• _Page and application data records_
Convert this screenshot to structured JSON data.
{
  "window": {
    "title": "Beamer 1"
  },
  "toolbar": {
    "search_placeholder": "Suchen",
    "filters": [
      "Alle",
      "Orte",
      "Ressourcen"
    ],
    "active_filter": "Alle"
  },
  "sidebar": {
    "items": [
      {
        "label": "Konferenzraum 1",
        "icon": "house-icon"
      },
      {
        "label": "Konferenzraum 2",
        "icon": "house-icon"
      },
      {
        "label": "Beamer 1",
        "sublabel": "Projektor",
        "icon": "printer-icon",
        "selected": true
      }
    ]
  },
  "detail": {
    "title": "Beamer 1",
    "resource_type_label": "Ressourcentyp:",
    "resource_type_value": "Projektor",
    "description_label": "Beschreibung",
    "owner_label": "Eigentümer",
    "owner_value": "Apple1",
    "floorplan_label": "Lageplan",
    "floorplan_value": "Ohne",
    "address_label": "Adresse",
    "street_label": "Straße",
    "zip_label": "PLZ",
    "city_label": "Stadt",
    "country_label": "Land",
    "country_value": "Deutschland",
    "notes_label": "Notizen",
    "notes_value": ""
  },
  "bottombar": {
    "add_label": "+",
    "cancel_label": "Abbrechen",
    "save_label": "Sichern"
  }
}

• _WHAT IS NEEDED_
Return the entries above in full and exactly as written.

• _ANSWER SECTION_
Convert this screenshot to structured JSON data.
{
  "window": {
    "title": "Beamer 1"
  },
  "toolbar": {
    "search_placeholder": "Suchen",
    "filters": [
      "Alle",
      "Orte",
      "Ressourcen"
    ],
    "active_filter": "Alle"
  },
  "sidebar": {
    "items": [
      {
        "label": "Konferenzraum 1",
        "icon": "house-icon"
      },
      {
        "label": "Konferenzraum 2",
        "icon": "house-icon"
      },
      {
        "label": "Beamer 1",
        "sublabel": "Projektor",
        "icon": "printer-icon",
        "selected": true
      }
    ]
  },
  "detail": {
    "title": "Beamer 1",
    "resource_type_label": "Ressourcentyp:",
    "resource_type_value": "Projektor",
    "description_label": "Beschreibung",
    "owner_label": "Eigentümer",
    "owner_value": "Apple1",
    "floorplan_label": "Lageplan",
    "floorplan_value": "Ohne",
    "address_label": "Adresse",
    "street_label": "Straße",
    "zip_label": "PLZ",
    "city_label": "Stadt",
    "country_label": "Land",
    "country_value": "Deutschland",
    "notes_label": "Notizen",
    "notes_value": ""
  },
  "bottombar": {
    "add_label": "+",
    "cancel_label": "Abbrechen",
    "save_label": "Sichern"
  }
}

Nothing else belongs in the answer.